Where Did My Brain Go?

Signature Injury of The War

The term “signature injury of the war” was first used by Dr. George A. Zitnay, co-founder of Defense and Veterans Brain Injury Center in May 2006 . Testifying before the Senate Appropriations Committee, Dr. Zitnay explained how body armor saves lives. Troops survive bigger blasts with damaged brains. He said, “Traumatic brain injury is the signature injury of the war on terrorism.”

Congress responded by cutting the annual funding of his center in half, from $14 million to $7 million.

Dr. Zitnay had requested $19 million. On August 8, 2006 USA Today reported Center for war-related brain injuries faces budget cut. I found two memorable quotes:

“I find it basically unpardonable that Congress is not going to provide funds to take care of our soldiers and sailors who put their lives on the line for their country,” says Martin Foil, a member of the center’s board of directors. “It blows my imagination.”
“Honestly, they would have loved to have funded it, but there were just so many priorities,” says Jenny Manley, spokeswoman for the Senate Appropriations Committee. “They didn’t have any flexibility in such a tight fiscal year.”

Preliminary research by the center shows that about 10% of all troops in Iraq, and up to 20% of front line infantry troops, suffer concussions during combat tours. Many experience headaches, disturbed sleep, memory loss and behavior issues after coming home, the research shows.

The center urged the Pentagon to screen all troops returning from Iraq in order to treat symptoms and create a database of brain injury victims. Scientists say multiple concussions can cause permanent brain damage.

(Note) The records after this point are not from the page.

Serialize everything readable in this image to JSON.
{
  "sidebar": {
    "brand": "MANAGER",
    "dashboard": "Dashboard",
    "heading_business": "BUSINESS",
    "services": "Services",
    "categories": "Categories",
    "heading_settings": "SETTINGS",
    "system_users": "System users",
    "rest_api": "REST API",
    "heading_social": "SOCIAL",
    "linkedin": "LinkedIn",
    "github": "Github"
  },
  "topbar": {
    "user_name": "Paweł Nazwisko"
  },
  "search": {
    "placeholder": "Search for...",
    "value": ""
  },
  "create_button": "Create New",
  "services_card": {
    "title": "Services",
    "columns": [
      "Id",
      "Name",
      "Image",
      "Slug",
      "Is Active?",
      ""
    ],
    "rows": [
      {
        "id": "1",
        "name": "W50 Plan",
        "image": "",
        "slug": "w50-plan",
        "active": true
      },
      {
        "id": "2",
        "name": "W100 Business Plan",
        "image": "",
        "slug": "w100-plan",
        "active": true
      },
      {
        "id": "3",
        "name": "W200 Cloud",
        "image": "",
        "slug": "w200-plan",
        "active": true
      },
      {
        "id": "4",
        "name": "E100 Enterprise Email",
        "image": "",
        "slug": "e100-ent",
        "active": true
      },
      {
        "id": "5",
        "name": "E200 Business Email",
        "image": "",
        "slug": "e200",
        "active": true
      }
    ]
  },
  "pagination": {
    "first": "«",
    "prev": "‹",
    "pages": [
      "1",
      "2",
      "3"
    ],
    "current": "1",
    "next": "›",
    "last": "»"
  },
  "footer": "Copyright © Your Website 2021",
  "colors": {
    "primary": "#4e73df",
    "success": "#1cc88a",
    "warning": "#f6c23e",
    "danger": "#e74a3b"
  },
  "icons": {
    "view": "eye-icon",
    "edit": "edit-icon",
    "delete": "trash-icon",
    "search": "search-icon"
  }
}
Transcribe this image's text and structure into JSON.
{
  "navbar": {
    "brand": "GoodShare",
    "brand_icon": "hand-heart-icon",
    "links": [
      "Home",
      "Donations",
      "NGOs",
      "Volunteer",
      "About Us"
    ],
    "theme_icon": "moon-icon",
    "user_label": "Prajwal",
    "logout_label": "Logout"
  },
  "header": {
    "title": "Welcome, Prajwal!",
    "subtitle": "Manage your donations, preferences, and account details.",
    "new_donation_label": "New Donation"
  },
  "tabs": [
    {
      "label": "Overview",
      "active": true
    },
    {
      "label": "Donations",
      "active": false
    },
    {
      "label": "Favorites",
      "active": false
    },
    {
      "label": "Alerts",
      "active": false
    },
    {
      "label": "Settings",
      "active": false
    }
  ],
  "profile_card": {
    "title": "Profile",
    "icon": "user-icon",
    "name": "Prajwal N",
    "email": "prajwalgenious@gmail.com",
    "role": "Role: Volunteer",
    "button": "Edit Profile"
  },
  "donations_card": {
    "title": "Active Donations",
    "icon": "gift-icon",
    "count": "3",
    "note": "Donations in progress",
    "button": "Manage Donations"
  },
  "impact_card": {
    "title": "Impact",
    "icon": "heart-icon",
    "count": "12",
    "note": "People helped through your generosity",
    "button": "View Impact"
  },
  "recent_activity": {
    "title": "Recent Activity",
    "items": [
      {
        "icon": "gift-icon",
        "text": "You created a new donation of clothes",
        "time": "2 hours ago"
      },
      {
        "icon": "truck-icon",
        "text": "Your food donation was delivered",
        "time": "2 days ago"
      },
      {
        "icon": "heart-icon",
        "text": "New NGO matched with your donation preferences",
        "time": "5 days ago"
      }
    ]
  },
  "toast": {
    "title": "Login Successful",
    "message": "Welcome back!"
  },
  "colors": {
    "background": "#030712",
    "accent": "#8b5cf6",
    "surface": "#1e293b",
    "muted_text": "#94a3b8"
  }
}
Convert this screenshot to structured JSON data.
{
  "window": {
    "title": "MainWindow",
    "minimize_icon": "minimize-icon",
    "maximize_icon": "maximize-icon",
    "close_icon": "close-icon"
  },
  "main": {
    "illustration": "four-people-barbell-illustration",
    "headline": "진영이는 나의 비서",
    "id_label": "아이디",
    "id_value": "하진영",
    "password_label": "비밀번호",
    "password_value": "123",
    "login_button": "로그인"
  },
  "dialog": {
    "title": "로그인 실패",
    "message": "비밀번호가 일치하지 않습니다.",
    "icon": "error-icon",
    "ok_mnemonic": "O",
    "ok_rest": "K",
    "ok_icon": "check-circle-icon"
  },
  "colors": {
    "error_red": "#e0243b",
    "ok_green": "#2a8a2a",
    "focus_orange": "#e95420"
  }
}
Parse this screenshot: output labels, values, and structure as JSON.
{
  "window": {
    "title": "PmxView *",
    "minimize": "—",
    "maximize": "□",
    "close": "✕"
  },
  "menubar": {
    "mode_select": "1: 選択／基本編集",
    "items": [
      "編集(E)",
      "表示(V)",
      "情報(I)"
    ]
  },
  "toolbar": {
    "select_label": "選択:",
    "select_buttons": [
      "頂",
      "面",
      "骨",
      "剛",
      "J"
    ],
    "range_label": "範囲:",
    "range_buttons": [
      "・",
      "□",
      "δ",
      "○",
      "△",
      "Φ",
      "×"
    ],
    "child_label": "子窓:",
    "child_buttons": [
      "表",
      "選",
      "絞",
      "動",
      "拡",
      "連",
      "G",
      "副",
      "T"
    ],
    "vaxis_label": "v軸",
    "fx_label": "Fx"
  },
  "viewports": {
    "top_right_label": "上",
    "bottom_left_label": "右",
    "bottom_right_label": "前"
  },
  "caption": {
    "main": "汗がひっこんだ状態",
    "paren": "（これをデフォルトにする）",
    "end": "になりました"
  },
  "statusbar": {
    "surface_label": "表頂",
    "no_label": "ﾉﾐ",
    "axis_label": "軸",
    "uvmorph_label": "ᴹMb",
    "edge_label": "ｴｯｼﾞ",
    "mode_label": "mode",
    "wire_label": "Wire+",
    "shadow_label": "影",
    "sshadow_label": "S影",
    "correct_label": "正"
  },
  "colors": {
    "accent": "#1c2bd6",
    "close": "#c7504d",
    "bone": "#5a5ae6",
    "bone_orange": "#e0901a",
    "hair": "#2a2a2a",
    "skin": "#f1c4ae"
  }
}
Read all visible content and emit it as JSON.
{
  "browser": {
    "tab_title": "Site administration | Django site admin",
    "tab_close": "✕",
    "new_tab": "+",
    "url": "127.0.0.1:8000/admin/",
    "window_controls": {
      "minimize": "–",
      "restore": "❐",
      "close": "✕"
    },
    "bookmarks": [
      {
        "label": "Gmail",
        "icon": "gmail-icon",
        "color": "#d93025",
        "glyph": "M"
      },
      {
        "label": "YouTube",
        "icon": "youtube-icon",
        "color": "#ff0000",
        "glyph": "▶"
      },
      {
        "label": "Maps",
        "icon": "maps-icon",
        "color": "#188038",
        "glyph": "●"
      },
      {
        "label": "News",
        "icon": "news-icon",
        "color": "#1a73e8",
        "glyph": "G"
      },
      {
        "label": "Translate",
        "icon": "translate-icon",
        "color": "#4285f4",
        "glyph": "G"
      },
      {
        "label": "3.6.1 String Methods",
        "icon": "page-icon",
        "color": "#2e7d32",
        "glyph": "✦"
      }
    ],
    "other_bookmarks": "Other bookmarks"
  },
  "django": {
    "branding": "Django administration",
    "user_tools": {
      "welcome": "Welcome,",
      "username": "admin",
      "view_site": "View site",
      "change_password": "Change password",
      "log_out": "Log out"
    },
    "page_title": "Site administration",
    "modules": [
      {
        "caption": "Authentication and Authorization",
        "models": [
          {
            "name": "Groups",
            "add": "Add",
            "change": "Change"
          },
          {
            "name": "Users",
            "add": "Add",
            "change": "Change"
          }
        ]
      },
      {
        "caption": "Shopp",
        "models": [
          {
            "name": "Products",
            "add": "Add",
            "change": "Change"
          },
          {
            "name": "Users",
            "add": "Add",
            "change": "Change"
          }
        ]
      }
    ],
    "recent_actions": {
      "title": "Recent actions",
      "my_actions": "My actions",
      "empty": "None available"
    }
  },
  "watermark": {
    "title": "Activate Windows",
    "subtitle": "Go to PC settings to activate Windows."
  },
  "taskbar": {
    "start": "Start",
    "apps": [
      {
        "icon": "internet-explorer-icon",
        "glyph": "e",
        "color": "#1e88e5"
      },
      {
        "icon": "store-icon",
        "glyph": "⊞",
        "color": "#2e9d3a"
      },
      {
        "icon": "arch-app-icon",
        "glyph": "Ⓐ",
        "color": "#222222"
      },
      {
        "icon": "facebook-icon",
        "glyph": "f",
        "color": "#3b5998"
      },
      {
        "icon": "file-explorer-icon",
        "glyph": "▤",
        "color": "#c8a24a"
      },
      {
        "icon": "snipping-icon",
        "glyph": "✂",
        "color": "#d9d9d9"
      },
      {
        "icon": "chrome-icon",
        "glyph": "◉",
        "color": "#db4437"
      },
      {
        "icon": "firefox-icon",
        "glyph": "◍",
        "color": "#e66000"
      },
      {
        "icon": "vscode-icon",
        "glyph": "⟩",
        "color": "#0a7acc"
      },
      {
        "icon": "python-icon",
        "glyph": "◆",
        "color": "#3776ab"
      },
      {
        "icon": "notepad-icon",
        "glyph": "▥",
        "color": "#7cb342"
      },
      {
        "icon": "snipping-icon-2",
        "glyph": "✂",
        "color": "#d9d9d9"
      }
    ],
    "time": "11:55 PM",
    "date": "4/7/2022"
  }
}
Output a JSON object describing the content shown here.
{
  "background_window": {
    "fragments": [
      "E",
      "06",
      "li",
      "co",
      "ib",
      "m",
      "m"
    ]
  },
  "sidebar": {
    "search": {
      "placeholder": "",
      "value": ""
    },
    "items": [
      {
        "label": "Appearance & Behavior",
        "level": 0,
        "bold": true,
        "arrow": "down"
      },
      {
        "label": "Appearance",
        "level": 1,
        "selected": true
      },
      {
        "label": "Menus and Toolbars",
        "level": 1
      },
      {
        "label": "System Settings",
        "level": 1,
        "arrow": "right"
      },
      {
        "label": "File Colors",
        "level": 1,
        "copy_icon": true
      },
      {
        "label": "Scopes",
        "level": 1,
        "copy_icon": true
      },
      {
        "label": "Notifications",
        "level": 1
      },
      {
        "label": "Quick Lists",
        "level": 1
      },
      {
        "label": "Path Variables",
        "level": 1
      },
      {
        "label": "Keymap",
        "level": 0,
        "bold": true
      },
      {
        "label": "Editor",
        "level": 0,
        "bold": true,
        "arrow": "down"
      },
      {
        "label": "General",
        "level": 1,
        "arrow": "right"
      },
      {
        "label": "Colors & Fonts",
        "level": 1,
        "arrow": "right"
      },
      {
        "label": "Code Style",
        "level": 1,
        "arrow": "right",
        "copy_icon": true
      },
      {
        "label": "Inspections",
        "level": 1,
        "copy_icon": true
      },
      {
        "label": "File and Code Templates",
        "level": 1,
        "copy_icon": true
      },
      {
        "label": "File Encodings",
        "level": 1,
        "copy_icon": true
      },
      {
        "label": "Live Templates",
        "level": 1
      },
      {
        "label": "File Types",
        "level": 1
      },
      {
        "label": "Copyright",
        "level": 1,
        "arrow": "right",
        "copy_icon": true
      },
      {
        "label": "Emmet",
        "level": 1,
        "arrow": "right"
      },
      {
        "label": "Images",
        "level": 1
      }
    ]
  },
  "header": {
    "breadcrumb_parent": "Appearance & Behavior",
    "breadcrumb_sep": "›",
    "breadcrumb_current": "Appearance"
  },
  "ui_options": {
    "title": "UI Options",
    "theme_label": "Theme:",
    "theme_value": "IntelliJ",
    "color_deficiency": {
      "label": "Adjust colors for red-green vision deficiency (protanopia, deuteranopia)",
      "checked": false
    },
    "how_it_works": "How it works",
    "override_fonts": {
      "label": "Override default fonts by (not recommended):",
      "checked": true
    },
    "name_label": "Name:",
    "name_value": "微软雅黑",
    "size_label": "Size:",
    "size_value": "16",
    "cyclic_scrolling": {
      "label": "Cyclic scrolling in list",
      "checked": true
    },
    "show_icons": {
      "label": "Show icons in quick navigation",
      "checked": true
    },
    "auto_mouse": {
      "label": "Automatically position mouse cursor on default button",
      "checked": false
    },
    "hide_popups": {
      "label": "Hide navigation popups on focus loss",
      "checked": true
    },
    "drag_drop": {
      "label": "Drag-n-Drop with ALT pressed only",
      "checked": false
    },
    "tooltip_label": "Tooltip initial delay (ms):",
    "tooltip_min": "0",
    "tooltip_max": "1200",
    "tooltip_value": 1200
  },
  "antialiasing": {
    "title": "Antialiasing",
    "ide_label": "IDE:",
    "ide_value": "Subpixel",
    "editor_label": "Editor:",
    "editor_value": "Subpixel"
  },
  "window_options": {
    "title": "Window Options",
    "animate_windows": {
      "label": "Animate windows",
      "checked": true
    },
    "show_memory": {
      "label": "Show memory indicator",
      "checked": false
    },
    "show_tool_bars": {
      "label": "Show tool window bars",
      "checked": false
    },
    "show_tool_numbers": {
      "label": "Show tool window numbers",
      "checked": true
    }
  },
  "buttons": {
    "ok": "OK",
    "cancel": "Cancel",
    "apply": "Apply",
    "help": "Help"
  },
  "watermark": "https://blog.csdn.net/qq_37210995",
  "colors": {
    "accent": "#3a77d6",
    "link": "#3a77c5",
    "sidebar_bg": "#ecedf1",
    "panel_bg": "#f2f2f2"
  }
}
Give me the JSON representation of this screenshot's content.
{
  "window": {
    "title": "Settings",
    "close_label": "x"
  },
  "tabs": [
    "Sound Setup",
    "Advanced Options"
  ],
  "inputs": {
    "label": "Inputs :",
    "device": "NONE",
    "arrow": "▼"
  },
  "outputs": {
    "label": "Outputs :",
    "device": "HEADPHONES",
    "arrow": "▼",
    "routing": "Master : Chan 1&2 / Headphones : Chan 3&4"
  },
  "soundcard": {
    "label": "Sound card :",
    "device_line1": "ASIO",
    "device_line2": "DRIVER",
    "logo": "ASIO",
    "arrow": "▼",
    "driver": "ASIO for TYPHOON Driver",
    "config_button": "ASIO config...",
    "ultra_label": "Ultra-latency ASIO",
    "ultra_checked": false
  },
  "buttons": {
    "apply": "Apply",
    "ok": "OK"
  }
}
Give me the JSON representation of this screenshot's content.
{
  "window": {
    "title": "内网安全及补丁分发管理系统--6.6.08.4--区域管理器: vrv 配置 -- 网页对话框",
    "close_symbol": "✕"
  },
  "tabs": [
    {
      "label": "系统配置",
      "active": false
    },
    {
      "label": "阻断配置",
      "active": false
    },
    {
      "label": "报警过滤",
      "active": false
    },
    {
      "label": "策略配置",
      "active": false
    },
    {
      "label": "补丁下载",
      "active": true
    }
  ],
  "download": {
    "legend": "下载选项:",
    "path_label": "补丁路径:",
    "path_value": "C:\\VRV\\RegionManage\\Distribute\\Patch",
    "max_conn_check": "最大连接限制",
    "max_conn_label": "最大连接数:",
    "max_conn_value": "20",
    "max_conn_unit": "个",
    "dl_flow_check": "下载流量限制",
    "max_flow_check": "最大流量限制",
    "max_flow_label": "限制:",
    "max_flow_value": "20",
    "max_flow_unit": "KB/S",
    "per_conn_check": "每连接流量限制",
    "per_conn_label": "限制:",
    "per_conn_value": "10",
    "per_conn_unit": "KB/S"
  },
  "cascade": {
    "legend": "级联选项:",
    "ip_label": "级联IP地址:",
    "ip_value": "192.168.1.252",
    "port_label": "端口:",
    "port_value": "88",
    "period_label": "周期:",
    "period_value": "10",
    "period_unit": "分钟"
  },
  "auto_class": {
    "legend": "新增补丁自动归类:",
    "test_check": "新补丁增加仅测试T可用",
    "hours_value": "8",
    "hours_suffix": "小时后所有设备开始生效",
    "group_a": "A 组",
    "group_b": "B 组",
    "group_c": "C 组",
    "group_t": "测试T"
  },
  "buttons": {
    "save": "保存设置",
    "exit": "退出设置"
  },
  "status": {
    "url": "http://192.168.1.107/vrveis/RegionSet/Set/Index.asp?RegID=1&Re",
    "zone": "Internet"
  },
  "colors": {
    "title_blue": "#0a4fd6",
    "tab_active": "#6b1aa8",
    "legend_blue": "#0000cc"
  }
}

The Pentagon so far has declined to do the screening and argues that more research is needed.